## Task goal
The response should be an exact copy of the records, with the pictures removed.

## Data shown
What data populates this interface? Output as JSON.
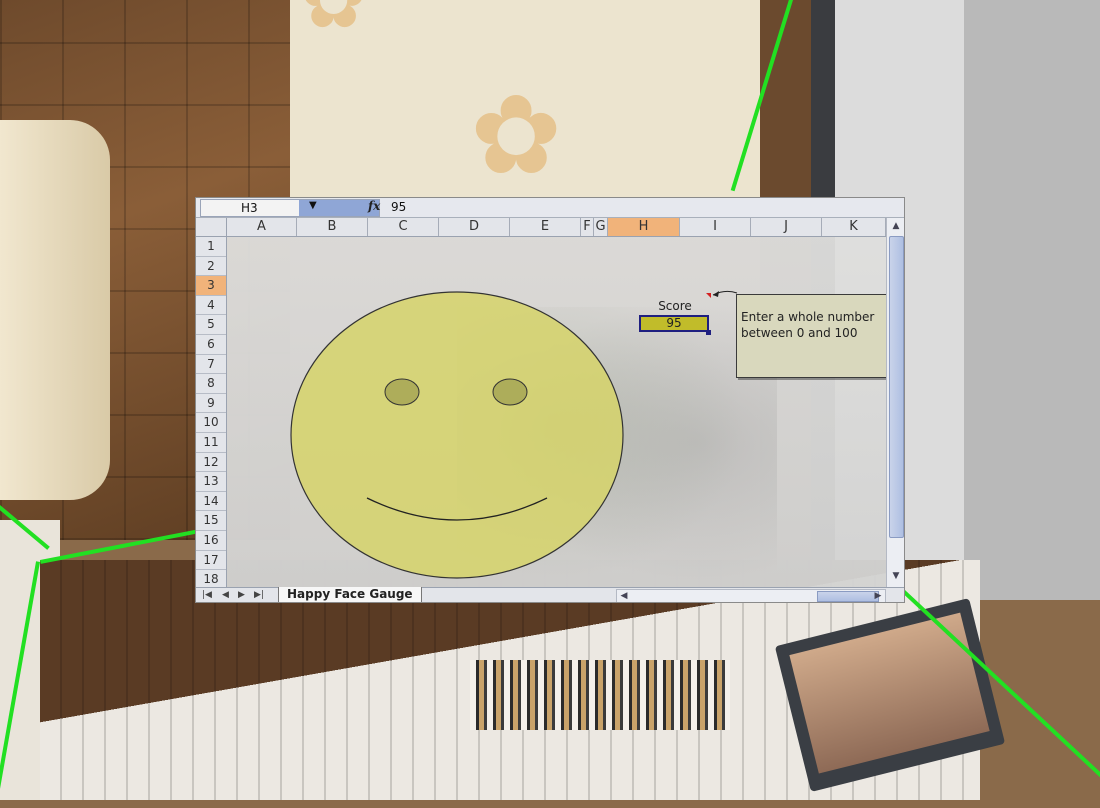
{
  "formula_bar": {
    "name_box": "H3",
    "name_box_arrow_icon": "dropdown-arrow",
    "fx_icon": "fx",
    "formula_value": "95"
  },
  "columns": [
    "A",
    "B",
    "C",
    "D",
    "E",
    "F",
    "G",
    "H",
    "I",
    "J",
    "K"
  ],
  "active_column": "H",
  "rows": [
    "1",
    "2",
    "3",
    "4",
    "5",
    "6",
    "7",
    "8",
    "9",
    "10",
    "11",
    "12",
    "13",
    "14",
    "15",
    "16",
    "17",
    "18"
  ],
  "active_row": "3",
  "score": {
    "label": "Score",
    "value": "95"
  },
  "comment": {
    "text": "Enter a whole number between 0 and 100"
  },
  "gauge": {
    "face_color": "#d6d46a",
    "type": "happy-face"
  },
  "sheet_tabs": [
    {
      "label": "Happy Face Gauge",
      "active": true
    }
  ],
  "colors": {
    "highlight_header": "#f1b37a",
    "score_cell_fill": "#c1bc2a",
    "selection_border": "#1f1f80",
    "frame_edge": "#22e022"
  }
}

## Response to the exercise
What data populates this interface? Output as JSON.
{
  "formula_bar": {
    "name_box": "H3",
    "name_box_arrow_icon": "dropdown-arrow",
    "fx_icon": "fx",
    "formula_value": "95"
  },
  "columns": [
    "A",
    "B",
    "C",
    "D",
    "E",
    "F",
    "G",
    "H",
    "I",
    "J",
    "K"
  ],
  "active_column": "H",
  "rows": [
    "1",
    "2",
    "3",
    "4",
    "5",
    "6",
    "7",
    "8",
    "9",
    "10",
    "11",
    "12",
    "13",
    "14",
    "15",
    "16",
    "17",
    "18"
  ],
  "active_row": "3",
  "score": {
    "label": "Score",
    "value": "95"
  },
  "comment": {
    "text": "Enter a whole number between 0 and 100"
  },
  "gauge": {
    "face_color": "#d6d46a",
    "type": "happy-face"
  },
  "sheet_tabs": [
    {
      "label": "Happy Face Gauge",
      "active": true
    }
  ],
  "colors": {
    "highlight_header": "#f1b37a",
    "score_cell_fill": "#c1bc2a",
    "selection_border": "#1f1f80",
    "frame_edge": "#22e022"
  }
}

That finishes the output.